* _TASK PROMPT_:
In the material below, which lines hold the word "value"? Pick each one out.

[[ DATASET RECORDS open ]]

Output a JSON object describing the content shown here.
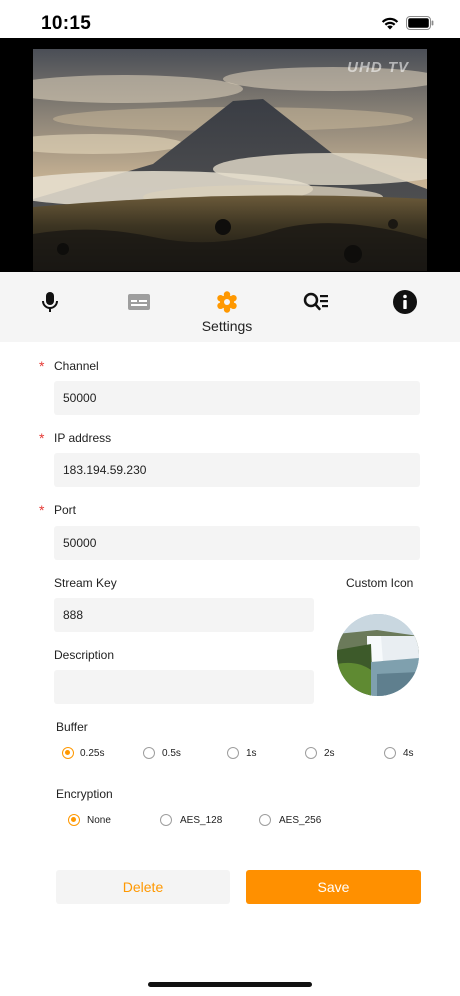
{
  "status": {
    "time": "10:15"
  },
  "video": {
    "logo_text": "UHD TV"
  },
  "toolbar": {
    "items": [
      {
        "icon": "microphone-icon"
      },
      {
        "icon": "subtitles-icon"
      },
      {
        "icon": "gear-icon",
        "label": "Settings",
        "active": true
      },
      {
        "icon": "search-list-icon"
      },
      {
        "icon": "info-icon"
      }
    ],
    "active_color": "#ff9800"
  },
  "form": {
    "channel": {
      "label": "Channel",
      "value": "50000",
      "required": "*"
    },
    "ip": {
      "label": "IP address",
      "value": "183.194.59.230",
      "required": "*"
    },
    "port": {
      "label": "Port",
      "value": "50000",
      "required": "*"
    },
    "stream_key": {
      "label": "Stream Key",
      "value": "888"
    },
    "custom_icon": {
      "label": "Custom Icon"
    },
    "description": {
      "label": "Description",
      "value": ""
    },
    "buffer": {
      "label": "Buffer",
      "options": [
        "0.25s",
        "0.5s",
        "1s",
        "2s",
        "4s"
      ],
      "selected": "0.25s"
    },
    "encryption": {
      "label": "Encryption",
      "options": [
        "None",
        "AES_128",
        "AES_256"
      ],
      "selected": "None"
    }
  },
  "actions": {
    "delete_label": "Delete",
    "save_label": "Save"
  },
  "colors": {
    "accent": "#ff9000",
    "required": "#e53935"
  }
}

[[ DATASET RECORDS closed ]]

* _SOLUTION TO THE EXERCISE_:
      "value": "50000",
      "value": "183.194.59.230",
      "value": "50000",
      "value": "888"
      "value": ""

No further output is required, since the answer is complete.